Since 1985, at least one of the posts of president and chief executive has been held by a former finance ministry official. Japan Tobacco’s incoming chairman Hiroshi Kimura said, however, that there was no deliberate intention to not employ ex-bureaucrats in the post.
Retired Japanese bureaucrats frequently move to management positions in the private sector in a practice known as “Amakudari,” or “descent from heaven.” The practice has been criticized for breeding collusion between the state and the private sector, stymieing much-needed political and economic reforms in the country. The system came into the spotlight once again during the nuclear crisis at Fukushima after last year’s earthquake, when critics said close ties between Tokyo Electric Power Co. and the government undermined safety standards at the nuclear plant.

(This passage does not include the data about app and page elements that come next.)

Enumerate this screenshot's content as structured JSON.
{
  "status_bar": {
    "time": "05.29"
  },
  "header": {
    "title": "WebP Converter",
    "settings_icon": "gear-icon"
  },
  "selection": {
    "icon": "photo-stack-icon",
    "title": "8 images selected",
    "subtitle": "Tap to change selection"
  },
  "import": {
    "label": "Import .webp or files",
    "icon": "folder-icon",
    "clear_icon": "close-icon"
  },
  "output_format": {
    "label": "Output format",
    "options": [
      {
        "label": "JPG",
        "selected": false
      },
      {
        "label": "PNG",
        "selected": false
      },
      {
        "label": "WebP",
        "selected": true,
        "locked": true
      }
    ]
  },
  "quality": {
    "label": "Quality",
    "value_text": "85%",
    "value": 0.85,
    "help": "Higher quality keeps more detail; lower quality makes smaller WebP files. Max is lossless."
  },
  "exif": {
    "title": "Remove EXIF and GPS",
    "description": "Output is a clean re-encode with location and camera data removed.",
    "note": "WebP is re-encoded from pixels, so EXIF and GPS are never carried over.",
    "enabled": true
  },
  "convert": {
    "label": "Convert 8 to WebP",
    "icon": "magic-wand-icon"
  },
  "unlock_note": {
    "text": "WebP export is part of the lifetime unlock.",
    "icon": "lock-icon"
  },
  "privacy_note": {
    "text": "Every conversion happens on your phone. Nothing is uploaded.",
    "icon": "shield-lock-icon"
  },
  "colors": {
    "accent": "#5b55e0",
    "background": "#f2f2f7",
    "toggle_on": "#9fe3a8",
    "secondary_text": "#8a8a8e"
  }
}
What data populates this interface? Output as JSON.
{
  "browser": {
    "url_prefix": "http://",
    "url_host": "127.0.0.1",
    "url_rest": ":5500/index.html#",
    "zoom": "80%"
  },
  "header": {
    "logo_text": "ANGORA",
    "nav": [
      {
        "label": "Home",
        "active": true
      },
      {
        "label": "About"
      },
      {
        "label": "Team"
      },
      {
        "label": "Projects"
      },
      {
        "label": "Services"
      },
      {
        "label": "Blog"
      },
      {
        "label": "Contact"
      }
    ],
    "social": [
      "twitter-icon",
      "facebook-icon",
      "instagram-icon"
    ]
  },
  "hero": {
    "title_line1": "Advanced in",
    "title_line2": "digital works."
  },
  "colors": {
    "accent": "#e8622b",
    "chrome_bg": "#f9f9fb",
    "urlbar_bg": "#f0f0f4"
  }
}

Several former officials of Japan’s Ministry of Economy, Trade and Industry have taken on jobs at Tepco.
Becoming a fully private company would allow the company to have more management freedom for strategic decisions, including overseas acquisitions, particularly as Japan’s smoking population decreases. Japan Tobacco already makes more than half of its revenue from overseas. It would also shield the company from pressure from Japan’s tobacco farming lobby. In a recent interview with the WSJ, senior vice president Yasuyuki Tanaka said Japan Tobacco’s management freedom “won’t be secured without full privatization.”
Japan Tobacco’s is the latest move by Japan Inc. to break free of its old ways as it strives to compete on the international stage. For example, Japan Airlines Co. is aiming high as part of its restructuring of the bankrupt company, with plans for an initial public offering as big as $6 billion. The national carrier already implemented route and job cuts as part of its turnaround and even expects to post a profit for the full year ending March 2014.
Private companies, especially Japan’s once-mighty electronics giants, are also implementing some tough choices to revive their fortunes. Earlier this month, Sony Corp. said it would reduce headcount by some 10,000 people, after it warned that it expects to post a loss of $6.4 billion for the past fiscal year, more than double its previous forecast.
The Japanese government has taken action to reverse its electronic industry’s decline, investing $2.5 billion in a fund that pools the assets of Sony, Toshiba Corp. and Hitachi Ltd., known as Japan Display Inc. The goal is to create a more competitive display-panel business to compete against other Asian rivals, mostly South Korea’s Samsung Electronics Co.